• AIM OF THE TASK: All of the data needs to be repeated exactly.

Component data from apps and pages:
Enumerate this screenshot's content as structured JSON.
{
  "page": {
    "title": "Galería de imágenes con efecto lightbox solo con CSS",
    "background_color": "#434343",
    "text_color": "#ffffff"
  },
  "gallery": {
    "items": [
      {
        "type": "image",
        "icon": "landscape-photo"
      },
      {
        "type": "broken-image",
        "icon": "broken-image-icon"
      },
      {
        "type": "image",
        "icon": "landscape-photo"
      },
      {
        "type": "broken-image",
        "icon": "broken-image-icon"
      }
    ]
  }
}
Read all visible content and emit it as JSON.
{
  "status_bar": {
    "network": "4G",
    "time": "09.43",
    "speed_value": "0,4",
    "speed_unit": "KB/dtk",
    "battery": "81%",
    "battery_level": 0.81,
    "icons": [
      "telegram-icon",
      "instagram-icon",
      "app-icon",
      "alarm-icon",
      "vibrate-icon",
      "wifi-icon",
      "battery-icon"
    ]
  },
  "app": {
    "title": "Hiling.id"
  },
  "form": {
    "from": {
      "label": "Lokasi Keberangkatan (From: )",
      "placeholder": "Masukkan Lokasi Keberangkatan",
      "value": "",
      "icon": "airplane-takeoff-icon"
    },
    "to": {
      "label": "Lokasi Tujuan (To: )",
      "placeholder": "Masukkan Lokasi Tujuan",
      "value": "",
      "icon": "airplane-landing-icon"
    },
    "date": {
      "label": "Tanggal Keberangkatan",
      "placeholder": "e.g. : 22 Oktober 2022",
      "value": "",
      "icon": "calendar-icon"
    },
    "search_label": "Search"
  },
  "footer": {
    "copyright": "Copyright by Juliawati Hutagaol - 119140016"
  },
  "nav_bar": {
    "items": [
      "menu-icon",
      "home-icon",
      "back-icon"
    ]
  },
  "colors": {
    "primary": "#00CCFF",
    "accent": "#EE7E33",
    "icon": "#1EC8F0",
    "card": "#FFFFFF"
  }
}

• TASK RESPONSE:
Enumerate this screenshot's content as structured JSON.
{
  "page": {
    "title": "Galería de imágenes con efecto lightbox solo con CSS",
    "background_color": "#434343",
    "text_color": "#ffffff"
  },
  "gallery": {
    "items": [
      {
        "type": "image",
        "icon": "landscape-photo"
      },
      {
        "type": "broken-image",
        "icon": "broken-image-icon"
      },
      {
        "type": "image",
        "icon": "landscape-photo"
      },
      {
        "type": "broken-image",
        "icon": "broken-image-icon"
      }
    ]
  }
}
Read all visible content and emit it as JSON.
{
  "status_bar": {
    "network": "4G",
    "time": "09.43",
    "speed_value": "0,4",
    "speed_unit": "KB/dtk",
    "battery": "81%",
    "battery_level": 0.81,
    "icons": [
      "telegram-icon",
      "instagram-icon",
      "app-icon",
      "alarm-icon",
      "vibrate-icon",
      "wifi-icon",
      "battery-icon"
    ]
  },
  "app": {
    "title": "Hiling.id"
  },
  "form": {
    "from": {
      "label": "Lokasi Keberangkatan (From: )",
      "placeholder": "Masukkan Lokasi Keberangkatan",
      "value": "",
      "icon": "airplane-takeoff-icon"
    },
    "to": {
      "label": "Lokasi Tujuan (To: )",
      "placeholder": "Masukkan Lokasi Tujuan",
      "value": "",
      "icon": "airplane-landing-icon"
    },
    "date": {
      "label": "Tanggal Keberangkatan",
      "placeholder": "e.g. : 22 Oktober 2022",
      "value": "",
      "icon": "calendar-icon"
    },
    "search_label": "Search"
  },
  "footer": {
    "copyright": "Copyright by Juliawati Hutagaol - 119140016"
  },
  "nav_bar": {
    "items": [
      "menu-icon",
      "home-icon",
      "back-icon"
    ]
  },
  "colors": {
    "primary": "#00CCFF",
    "accent": "#EE7E33",
    "icon": "#1EC8F0",
    "card": "#FFFFFF"
  }
}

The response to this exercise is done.